Skip to main content

NO RUBBER STAMP: HEGEL'S CONSTITUTIONAL MONARCH

Buy Article:

$18.02 plus tax (Refund Policy)

Perhaps one of the most controversial aspects of Hegel's Philosophy of Right for contemporary interpreters is its discussion of the constitutional monarch. This is true despite the general agreement amongst virtually all interpreters that Hegel's monarch is no more powerful than modern constitutional monarchs and is an institution worthy of little attention or concern. In this article, I will examine whether or not it matters who is the monarch and what domestic and foreign powers he has. I argue against the virtual consensus of recent interpreters that Hegel's monarch is far more powerful than has been understood previously. In part, Hegel's monarch is perhaps even more powerful than Hegel himself may have realized and I will demonstrate certain inconsistencies with some of his claims. My reading represents a distinctive break from the virtual consensus, without endorsing the view that Hegel was a totalitarian.
No References
No Citations
No Supplementary Data
No Data/Media
No Metrics

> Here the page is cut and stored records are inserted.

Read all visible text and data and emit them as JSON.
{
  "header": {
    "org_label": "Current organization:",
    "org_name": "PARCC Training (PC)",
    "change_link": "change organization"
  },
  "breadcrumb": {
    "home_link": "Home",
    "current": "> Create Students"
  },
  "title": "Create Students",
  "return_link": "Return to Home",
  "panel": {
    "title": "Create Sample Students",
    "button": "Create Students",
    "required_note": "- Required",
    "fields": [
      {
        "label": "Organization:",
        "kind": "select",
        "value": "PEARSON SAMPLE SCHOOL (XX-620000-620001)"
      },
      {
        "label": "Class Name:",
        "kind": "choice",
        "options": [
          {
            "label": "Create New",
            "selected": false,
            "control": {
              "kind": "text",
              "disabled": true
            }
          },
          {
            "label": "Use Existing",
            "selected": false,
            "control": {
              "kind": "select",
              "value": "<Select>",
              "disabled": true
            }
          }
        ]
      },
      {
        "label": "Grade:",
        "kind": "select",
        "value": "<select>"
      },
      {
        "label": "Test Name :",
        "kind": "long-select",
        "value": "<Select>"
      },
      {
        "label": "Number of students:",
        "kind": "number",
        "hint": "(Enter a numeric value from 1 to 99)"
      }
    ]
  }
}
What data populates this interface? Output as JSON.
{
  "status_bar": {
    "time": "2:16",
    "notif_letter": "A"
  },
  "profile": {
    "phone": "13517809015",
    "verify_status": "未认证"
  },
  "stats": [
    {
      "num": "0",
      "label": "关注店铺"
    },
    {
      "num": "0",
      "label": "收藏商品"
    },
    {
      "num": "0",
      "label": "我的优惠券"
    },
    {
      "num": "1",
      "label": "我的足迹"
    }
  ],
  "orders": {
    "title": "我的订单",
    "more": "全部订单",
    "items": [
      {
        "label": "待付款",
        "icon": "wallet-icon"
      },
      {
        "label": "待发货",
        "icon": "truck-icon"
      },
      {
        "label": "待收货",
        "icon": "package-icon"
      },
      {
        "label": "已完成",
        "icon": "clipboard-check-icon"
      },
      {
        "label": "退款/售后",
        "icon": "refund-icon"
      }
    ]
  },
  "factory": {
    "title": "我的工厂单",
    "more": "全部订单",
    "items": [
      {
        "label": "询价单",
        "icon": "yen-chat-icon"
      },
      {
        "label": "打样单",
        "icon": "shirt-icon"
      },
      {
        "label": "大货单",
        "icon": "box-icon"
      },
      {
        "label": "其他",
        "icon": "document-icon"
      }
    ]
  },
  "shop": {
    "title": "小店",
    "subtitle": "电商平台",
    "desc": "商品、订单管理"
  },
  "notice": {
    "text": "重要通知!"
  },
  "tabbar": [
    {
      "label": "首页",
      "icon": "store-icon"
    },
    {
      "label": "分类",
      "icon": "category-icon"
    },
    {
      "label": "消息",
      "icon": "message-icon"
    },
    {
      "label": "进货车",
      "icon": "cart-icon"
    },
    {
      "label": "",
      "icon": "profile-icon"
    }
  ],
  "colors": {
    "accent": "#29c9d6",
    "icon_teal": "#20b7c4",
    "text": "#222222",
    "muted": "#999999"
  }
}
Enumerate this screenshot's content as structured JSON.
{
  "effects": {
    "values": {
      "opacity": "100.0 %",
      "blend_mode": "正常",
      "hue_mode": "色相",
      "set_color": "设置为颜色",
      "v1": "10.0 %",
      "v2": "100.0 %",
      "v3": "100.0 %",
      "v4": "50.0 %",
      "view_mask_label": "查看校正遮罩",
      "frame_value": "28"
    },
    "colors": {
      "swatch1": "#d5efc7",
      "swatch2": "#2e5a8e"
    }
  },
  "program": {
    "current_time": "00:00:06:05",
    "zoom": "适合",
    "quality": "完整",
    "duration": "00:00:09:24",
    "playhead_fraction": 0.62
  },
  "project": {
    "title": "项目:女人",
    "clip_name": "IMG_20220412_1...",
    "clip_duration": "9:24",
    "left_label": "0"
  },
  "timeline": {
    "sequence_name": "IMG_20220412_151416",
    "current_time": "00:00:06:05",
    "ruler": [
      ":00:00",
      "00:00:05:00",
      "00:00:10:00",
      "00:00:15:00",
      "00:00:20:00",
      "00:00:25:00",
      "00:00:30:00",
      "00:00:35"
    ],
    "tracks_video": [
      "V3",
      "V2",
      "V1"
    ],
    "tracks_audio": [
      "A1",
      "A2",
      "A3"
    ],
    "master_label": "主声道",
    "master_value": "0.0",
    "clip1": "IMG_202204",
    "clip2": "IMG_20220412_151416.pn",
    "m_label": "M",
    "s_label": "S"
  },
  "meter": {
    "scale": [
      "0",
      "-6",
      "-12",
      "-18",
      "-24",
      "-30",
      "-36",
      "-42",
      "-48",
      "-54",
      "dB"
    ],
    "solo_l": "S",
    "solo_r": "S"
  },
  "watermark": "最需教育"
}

Document Type: Research Article

Affiliations: Department of Politics, University of Newcastle, Newcastle upon Tyne, NE1 7RU, Email: [email protected]

Publication date: 2007-01-01

  • Access Key
  • Free content
  • Partial Free content
  • New content
  • Open access content
  • Partial Open access content
  • Subscribed content
  • Partial Subscribed content
  • Free trial content
Cookie Policy
X
Cookie Policy
Ingenta Connect website makes use of cookies so as to keep track of data that you have filled in. I am Happy with this Find out more